◆ Assignment ◆
Copy out all the lines in the records that include the word "Manage".

━━━━━ Material supplied ━━━━━

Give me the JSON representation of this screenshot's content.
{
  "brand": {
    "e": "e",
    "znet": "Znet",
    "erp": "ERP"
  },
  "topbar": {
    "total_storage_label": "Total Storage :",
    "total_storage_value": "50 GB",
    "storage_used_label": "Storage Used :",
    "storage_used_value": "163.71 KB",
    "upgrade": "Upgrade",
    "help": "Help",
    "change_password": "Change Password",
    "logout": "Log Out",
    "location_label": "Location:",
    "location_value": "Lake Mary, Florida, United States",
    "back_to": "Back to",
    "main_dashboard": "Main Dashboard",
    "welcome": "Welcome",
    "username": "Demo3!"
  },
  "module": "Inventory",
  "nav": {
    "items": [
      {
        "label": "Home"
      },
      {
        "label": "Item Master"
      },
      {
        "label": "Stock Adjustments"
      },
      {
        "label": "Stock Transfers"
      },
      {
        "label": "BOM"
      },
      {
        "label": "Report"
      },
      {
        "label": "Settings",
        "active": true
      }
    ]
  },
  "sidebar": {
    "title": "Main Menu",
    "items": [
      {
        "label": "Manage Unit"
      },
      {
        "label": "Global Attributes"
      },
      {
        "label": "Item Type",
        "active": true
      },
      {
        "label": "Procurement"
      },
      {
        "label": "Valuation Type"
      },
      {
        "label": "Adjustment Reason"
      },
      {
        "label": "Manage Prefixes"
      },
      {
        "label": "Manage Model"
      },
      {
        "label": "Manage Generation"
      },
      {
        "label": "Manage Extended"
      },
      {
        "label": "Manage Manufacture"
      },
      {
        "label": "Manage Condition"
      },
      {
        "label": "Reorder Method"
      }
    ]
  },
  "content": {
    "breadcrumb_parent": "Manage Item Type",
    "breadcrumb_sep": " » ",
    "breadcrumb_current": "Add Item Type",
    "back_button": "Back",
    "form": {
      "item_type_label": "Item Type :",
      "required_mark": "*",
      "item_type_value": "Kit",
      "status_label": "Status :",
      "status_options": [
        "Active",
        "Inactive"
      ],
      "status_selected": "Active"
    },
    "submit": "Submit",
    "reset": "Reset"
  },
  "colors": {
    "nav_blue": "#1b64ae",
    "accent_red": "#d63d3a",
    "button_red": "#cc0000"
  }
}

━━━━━

◆ Solution to this task ◆
        "label": "Manage Unit"
        "label": "Manage Prefixes"
        "label": "Manage Model"
        "label": "Manage Generation"
        "label": "Manage Extended"
        "label": "Manage Manufacture"
        "label": "Manage Condition"
    "breadcrumb_parent": "Manage Item Type",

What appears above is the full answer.